## ACTIVITY
Go through the data and copy every line in which "trans" appears.

___ EXTRACTED DATA

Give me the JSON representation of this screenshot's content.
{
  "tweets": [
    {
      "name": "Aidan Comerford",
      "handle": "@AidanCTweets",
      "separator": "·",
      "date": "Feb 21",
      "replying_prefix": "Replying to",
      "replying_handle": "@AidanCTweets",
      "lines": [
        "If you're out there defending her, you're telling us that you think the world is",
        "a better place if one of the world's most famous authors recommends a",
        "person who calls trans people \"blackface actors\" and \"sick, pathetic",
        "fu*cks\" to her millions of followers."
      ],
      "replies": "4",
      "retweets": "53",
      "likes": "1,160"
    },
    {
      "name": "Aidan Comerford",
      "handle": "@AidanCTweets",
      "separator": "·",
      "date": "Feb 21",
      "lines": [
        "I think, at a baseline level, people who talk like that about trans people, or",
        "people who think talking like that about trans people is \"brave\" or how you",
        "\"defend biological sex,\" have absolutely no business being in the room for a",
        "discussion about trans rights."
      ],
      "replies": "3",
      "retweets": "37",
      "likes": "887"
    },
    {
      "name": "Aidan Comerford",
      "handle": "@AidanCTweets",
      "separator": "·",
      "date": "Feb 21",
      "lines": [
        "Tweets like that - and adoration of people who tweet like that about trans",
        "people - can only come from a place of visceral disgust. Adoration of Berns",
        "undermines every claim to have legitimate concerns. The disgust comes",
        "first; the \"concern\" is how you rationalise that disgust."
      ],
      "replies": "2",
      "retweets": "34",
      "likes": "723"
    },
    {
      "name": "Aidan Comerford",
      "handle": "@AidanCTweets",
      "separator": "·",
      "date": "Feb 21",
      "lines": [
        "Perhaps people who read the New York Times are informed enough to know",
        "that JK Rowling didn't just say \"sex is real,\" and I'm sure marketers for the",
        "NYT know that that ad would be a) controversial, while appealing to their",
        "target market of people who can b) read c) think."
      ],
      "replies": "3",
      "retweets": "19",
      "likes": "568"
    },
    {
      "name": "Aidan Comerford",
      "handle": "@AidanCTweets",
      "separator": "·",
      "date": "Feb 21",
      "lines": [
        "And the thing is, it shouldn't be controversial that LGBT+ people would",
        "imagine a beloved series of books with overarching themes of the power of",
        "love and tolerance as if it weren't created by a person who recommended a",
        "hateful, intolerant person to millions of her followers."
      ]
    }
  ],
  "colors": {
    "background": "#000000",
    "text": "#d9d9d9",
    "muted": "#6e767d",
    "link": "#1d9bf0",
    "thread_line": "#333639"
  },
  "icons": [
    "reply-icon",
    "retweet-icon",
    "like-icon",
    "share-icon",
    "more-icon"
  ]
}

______

## RESPONSE
        "person who calls trans people \"blackface actors\" and \"sick, pathetic",
        "I think, at a baseline level, people who talk like that about trans people, or",
        "people who think talking like that about trans people is \"brave\" or how you",
        "discussion about trans rights."
        "Tweets like that - and adoration of people who tweet like that about trans",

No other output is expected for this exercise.